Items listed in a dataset
>>>
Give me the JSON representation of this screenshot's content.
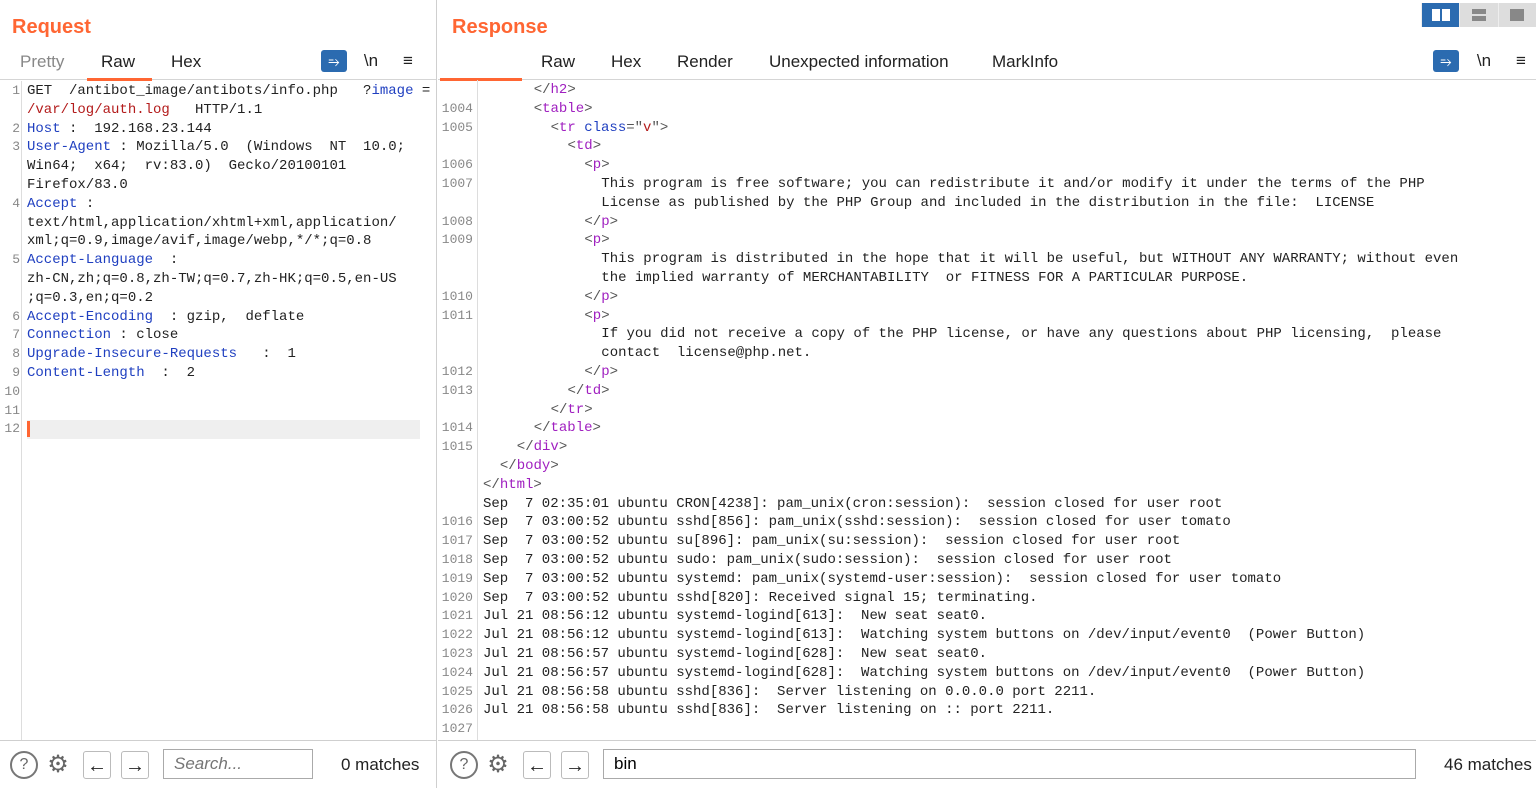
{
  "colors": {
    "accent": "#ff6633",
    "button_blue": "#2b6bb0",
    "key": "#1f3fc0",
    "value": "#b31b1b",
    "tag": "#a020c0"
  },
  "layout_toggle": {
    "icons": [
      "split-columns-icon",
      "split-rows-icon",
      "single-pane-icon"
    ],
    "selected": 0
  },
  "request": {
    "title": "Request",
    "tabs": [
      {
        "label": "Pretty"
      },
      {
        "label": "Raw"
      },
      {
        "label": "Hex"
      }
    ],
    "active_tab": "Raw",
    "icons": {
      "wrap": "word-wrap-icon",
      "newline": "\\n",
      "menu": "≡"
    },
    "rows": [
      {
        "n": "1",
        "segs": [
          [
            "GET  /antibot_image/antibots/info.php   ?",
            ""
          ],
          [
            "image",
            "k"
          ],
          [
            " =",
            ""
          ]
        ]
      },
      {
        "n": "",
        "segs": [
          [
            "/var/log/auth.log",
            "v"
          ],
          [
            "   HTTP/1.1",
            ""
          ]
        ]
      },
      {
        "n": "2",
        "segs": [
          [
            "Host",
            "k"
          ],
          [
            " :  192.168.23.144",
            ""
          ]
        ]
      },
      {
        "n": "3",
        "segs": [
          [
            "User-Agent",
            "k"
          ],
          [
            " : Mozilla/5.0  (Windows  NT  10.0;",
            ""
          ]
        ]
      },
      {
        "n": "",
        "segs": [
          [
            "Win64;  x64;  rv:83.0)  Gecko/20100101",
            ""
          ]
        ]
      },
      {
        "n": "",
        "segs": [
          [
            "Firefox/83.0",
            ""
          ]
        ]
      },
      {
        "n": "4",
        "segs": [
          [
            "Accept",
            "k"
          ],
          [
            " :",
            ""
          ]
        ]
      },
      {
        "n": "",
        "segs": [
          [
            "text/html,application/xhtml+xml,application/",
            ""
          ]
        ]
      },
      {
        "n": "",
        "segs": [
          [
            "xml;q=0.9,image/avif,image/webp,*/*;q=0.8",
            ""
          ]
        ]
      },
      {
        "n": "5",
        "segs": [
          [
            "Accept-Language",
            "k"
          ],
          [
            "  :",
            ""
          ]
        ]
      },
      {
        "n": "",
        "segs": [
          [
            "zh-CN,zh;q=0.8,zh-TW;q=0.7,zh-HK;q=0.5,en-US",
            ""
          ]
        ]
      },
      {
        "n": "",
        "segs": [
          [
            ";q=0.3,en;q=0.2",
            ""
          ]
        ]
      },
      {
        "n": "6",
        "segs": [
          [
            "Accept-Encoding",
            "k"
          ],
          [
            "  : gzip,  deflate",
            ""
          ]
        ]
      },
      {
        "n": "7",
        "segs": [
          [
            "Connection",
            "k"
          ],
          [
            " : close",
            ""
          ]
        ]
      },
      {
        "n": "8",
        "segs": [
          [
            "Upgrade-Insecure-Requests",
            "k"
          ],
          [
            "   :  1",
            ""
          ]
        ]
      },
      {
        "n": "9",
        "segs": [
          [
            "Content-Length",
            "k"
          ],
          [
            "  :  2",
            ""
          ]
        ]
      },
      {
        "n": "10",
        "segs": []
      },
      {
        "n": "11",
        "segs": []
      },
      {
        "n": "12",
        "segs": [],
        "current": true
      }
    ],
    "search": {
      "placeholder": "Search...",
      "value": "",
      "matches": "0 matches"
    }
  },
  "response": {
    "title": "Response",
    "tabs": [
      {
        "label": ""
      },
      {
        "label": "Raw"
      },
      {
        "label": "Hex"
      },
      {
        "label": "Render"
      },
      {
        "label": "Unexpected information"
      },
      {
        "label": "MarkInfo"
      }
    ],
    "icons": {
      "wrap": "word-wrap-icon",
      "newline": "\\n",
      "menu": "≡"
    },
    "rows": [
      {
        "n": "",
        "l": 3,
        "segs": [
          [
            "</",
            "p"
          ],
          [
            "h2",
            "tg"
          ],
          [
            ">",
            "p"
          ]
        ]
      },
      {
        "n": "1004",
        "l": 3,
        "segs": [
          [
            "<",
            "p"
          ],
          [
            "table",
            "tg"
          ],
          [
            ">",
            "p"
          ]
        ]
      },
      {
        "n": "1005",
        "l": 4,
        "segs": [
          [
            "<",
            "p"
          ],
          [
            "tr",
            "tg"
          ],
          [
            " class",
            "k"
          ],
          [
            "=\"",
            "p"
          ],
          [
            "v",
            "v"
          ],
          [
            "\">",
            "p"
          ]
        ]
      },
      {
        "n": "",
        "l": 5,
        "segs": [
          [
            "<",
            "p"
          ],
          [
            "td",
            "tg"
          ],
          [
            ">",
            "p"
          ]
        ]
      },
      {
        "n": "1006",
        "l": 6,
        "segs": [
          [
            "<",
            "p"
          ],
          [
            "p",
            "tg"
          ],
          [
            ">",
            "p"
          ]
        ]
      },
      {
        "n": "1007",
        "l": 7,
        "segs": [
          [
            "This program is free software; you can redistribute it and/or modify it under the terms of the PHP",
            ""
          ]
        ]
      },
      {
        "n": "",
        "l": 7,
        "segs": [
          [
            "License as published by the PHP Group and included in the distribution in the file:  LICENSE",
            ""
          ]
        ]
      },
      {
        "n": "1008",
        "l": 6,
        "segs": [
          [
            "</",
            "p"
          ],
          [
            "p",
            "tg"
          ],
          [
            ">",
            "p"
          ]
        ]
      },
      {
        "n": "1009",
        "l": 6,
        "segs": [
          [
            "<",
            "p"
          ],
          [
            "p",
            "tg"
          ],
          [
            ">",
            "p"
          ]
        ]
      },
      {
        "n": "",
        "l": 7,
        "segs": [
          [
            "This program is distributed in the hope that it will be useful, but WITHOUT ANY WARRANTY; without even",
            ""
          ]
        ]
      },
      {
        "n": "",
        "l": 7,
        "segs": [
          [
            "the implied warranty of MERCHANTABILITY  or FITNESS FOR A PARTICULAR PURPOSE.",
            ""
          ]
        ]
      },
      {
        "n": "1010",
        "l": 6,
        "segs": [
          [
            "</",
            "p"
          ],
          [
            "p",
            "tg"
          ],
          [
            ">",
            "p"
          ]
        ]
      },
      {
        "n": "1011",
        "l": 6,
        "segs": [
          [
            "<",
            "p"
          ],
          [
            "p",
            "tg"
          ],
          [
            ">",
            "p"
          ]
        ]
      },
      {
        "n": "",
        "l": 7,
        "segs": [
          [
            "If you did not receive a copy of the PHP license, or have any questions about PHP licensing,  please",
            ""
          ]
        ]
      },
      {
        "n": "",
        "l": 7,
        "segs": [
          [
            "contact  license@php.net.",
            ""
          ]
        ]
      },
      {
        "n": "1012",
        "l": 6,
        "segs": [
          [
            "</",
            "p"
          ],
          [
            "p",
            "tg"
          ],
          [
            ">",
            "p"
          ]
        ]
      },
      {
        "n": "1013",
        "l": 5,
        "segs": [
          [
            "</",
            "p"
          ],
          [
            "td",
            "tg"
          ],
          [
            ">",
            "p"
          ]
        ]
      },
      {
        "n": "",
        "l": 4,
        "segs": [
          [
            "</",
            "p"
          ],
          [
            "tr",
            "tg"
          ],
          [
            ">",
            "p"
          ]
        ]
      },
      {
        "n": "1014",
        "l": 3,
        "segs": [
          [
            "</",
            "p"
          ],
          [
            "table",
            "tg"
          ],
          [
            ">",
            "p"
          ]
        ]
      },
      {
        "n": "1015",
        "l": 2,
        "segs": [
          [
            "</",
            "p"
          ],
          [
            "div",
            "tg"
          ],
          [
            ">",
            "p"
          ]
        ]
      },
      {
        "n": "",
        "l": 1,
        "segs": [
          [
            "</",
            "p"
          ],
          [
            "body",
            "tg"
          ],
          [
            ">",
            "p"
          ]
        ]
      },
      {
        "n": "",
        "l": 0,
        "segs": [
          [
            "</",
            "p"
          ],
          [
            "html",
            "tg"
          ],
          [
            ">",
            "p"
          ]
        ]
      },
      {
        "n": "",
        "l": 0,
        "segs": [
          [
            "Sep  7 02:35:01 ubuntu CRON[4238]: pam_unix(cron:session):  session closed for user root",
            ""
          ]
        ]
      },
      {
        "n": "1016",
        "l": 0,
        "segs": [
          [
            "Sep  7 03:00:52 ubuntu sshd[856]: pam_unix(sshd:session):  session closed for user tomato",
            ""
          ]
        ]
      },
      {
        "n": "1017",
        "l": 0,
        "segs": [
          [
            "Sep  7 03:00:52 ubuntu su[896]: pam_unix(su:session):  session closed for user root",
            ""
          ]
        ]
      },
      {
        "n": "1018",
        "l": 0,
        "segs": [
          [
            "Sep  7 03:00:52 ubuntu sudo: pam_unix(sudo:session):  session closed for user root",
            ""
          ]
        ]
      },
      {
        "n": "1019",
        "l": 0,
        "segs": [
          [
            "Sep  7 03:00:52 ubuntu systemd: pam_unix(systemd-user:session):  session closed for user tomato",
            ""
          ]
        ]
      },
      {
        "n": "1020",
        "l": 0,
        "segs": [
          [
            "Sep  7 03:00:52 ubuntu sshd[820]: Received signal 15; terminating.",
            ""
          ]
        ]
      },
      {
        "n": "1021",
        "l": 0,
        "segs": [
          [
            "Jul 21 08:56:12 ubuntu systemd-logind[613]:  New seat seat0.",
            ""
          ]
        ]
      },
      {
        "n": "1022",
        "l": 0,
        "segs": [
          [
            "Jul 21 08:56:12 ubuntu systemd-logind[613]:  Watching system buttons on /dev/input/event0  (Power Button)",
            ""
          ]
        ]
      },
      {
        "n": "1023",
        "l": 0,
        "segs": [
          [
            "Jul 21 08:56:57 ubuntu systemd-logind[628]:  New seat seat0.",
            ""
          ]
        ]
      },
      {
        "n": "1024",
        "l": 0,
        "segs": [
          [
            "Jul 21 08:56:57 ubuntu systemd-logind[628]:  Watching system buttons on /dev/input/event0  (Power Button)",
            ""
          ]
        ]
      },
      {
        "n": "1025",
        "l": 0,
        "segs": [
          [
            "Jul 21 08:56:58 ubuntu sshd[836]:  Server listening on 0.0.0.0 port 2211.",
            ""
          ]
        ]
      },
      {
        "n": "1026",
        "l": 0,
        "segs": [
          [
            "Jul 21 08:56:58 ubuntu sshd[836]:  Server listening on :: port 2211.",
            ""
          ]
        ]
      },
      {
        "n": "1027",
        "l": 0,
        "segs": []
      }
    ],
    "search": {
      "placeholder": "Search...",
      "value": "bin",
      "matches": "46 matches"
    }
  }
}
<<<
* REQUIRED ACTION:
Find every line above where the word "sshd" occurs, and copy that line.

* RESULT OF THE EXERCISE:
            "Sep  7 03:00:52 ubuntu sshd[856]: pam_unix(sshd:session):  session closed for user tomato",
            "Sep  7 03:00:52 ubuntu sshd[820]: Received signal 15; terminating.",
            "Jul 21 08:56:58 ubuntu sshd[836]:  Server listening on 0.0.0.0 port 2211.",
            "Jul 21 08:56:58 ubuntu sshd[836]:  Server listening on :: port 2211.",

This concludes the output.